What this task involves =
Would you repeat the data below exactly, taking out the images?

Provided records =
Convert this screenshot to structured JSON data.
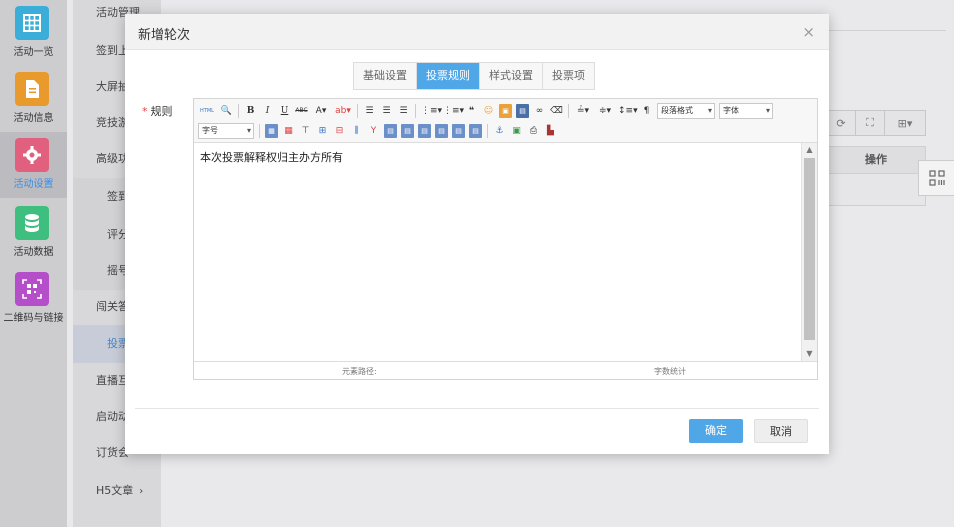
{
  "rail": {
    "items": [
      {
        "label": "活动一览",
        "icon": "grid-icon",
        "color": "#3aaed8"
      },
      {
        "label": "活动信息",
        "icon": "document-icon",
        "color": "#e99a2c"
      },
      {
        "label": "活动设置",
        "icon": "gear-icon",
        "color": "#e0607e"
      },
      {
        "label": "活动数据",
        "icon": "database-icon",
        "color": "#3fbf7f"
      },
      {
        "label": "二维码与链接",
        "icon": "qrcode-icon",
        "color": "#b44fc9"
      }
    ]
  },
  "submenu": {
    "items": [
      "活动管理",
      "签到上",
      "大屏抽",
      "竞技游",
      "高级功",
      "签到",
      "评分",
      "摇号",
      "闯关答",
      "投票",
      "直播互",
      "启动动",
      "订货会",
      "H5文章"
    ]
  },
  "background": {
    "operation_header": "操作"
  },
  "modal": {
    "title": "新增轮次",
    "close": "×",
    "tabs": [
      "基础设置",
      "投票规则",
      "样式设置",
      "投票项"
    ],
    "field_label": "规则",
    "required_mark": "*",
    "editor": {
      "content": "本次投票解释权归主办方所有",
      "para_format": "段落格式",
      "font_family": "字体",
      "font_size": "字号",
      "html_btn": "HTML",
      "status_path": "元素路径:",
      "status_count": "字数统计"
    },
    "confirm": "确定",
    "cancel": "取消"
  },
  "colors": {
    "primary": "#4fa7e8",
    "required": "#e64340"
  }
}
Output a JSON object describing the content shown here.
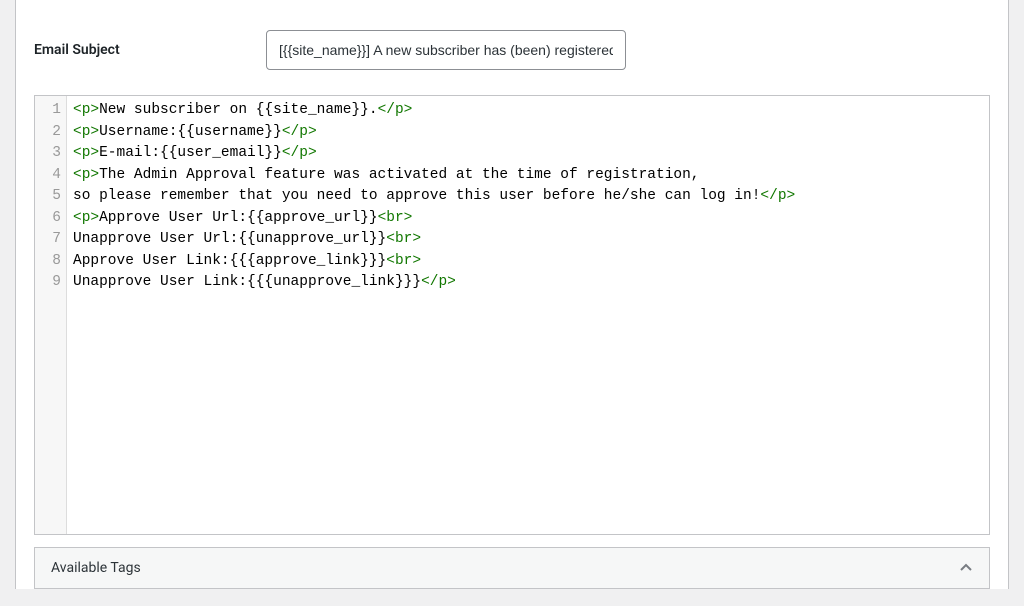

Output =
Convert this screenshot to structured JSON data.
{
  "rail": {
    "items": [
      {
        "label": "活动一览",
        "icon": "grid-icon",
        "color": "#3aaed8"
      },
      {
        "label": "活动信息",
        "icon": "document-icon",
        "color": "#e99a2c"
      },
      {
        "label": "活动设置",
        "icon": "gear-icon",
        "color": "#e0607e"
      },
      {
        "label": "活动数据",
        "icon": "database-icon",
        "color": "#3fbf7f"
      },
      {
        "label": "二维码与链接",
        "icon": "qrcode-icon",
        "color": "#b44fc9"
      }
    ]
  },
  "submenu": {
    "items": [
      "活动管理",
      "签到上",
      "大屏抽",
      "竞技游",
      "高级功",
      "签到",
      "评分",
      "摇号",
      "闯关答",
      "投票",
      "直播互",
      "启动动",
      "订货会",
      "H5文章"
    ]
  },
  "background": {
    "operation_header": "操作"
  },
  "modal": {
    "title": "新增轮次",
    "close": "×",
    "tabs": [
      "基础设置",
      "投票规则",
      "样式设置",
      "投票项"
    ],
    "field_label": "规则",
    "required_mark": "*",
    "editor": {
      "content": "本次投票解释权归主办方所有",
      "para_format": "段落格式",
      "font_family": "字体",
      "font_size": "字号",
      "html_btn": "HTML",
      "status_path": "元素路径:",
      "status_count": "字数统计"
    },
    "confirm": "确定",
    "cancel": "取消"
  },
  "colors": {
    "primary": "#4fa7e8",
    "required": "#e64340"
  }
}
Output a JSON object describing the content shown here.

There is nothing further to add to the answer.